Ula is a diminutive of Urszula, the Polish form of Ursula meaning “little bear”, itself a diminutive of ursa meaning “she-bear”. It could also be a short form of Ulalume, the name of a poem written by Edgar Allan Poe which seems to have been based on Latin ululare meaning “to wail” or lumen meaning “light”. An ula is also a poetic device used in Tamil poetry, as well as the name of an ancient Tongan dance. Ula is also a Hindi word meaning “tour”. Ula could also be a variant spelling of Eula, a short form of Eulalia, a Greek name meaning “sweetly speaking” or “well spoken”. It could be pronounced either oo-la or yoo-la.

Origin: Latin, Tamil, Tongan, Greek

Variants:

  • Ursa (Latin)
  • Ursula (English, Swedish, Norwegian, Danish, Norwegian, German, Dutch)

 

Umberto

Umberto is the Italian form of Humbert, a Germanic name meaning “bright warrior” or “bright bear cub” from Germanic elements hun (warrior, bear cub) and beraht (bright). I’ve also seen the first element of the name hun as being connected to the Huns, a nomadic tribe who came from somewhere between the Caucasus and Central Asia. Humbert is also a surname originating from the given name.

Origin: Germanic

Variants:

  • Humbert (German, French, English)
  • Hunberct (Ancient Germanic)
  • Humberto (Spanish, Portuguese)

 

Female forms:

  • Umberta (Italian)

 

Teddy

Origin: Greek, Old English

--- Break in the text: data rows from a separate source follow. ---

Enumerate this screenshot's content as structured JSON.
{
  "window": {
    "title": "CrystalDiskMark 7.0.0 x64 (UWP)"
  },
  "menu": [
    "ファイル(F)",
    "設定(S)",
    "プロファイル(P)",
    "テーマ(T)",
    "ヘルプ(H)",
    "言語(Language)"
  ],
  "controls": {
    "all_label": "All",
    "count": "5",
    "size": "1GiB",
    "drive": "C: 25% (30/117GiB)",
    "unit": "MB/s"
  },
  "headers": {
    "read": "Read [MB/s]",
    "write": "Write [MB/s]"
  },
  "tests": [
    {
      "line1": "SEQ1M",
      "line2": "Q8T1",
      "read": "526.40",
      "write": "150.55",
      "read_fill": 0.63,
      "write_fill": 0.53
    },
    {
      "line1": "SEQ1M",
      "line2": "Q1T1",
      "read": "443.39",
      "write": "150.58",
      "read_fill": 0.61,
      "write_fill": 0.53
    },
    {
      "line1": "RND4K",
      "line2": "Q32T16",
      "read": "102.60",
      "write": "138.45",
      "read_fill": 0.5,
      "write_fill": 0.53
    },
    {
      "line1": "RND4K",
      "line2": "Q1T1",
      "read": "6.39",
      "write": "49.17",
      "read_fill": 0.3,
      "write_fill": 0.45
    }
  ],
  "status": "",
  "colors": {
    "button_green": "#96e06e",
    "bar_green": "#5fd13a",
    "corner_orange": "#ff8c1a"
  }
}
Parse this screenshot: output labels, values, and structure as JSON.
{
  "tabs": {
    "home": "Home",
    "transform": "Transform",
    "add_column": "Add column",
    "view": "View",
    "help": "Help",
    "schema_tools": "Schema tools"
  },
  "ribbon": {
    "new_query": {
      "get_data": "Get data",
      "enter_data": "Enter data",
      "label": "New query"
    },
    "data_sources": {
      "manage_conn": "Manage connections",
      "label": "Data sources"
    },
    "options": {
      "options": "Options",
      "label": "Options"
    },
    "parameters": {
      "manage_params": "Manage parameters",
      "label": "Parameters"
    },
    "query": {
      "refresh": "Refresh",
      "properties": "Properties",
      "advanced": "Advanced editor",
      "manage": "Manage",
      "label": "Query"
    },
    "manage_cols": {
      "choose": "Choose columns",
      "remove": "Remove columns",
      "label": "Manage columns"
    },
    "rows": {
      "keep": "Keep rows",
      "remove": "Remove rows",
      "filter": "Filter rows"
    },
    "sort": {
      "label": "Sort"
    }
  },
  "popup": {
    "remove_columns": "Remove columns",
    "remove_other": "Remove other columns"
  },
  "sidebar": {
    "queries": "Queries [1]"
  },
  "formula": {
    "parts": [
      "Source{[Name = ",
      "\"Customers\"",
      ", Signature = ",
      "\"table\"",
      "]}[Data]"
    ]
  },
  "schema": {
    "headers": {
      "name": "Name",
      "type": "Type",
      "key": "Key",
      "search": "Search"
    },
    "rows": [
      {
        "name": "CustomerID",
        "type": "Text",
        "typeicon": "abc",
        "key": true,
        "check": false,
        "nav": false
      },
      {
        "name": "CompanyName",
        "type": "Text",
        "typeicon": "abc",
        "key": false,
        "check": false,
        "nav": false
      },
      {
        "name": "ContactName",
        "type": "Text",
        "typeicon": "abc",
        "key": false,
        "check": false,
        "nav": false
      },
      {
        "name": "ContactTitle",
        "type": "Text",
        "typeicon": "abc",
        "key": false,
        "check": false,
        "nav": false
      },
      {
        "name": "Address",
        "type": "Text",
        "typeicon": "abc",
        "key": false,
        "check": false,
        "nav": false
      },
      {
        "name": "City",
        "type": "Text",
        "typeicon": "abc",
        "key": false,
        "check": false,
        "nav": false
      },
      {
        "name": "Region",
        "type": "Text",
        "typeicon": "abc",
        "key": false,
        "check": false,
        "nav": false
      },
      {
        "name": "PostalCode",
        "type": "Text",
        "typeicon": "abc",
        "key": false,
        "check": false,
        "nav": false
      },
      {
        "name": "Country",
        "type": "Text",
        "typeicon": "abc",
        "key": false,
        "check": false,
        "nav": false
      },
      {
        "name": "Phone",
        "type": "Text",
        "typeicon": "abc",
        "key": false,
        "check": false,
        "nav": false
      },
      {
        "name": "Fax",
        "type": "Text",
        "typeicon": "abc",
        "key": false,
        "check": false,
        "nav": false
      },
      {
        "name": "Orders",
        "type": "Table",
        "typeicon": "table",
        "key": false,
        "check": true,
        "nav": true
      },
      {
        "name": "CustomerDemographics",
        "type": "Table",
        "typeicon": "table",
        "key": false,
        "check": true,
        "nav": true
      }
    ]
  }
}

Meaning: Teddy is often used as a nickname for Theodore, a masculine name derived from Greek Theodoros meaning “gift of God” or “God’s gift” from Greek elements theos (God) and doron (gift).

Teddy could also be a nickname for Theodora, the feminine form of Theodore, making it a unisex name.

It’s also been used as a nickname for Edward, an English masculine name composed from Old English elements ead (wealth, fortune) and weard (guard, guardian) meaning “wealthy guard” or “rich guard/guardian”.

Teddy is also a word, referring to a woman’s one piece undergarment, as well as referring to a teddy bear, a plush toy bear that got its name from the 26th President Theodore Roosevelt, because he apparently refused to shoot a bear cub on a hunting trip.

Variants:

  • Teddie
  • Theodore
  • Theodora
  • Edward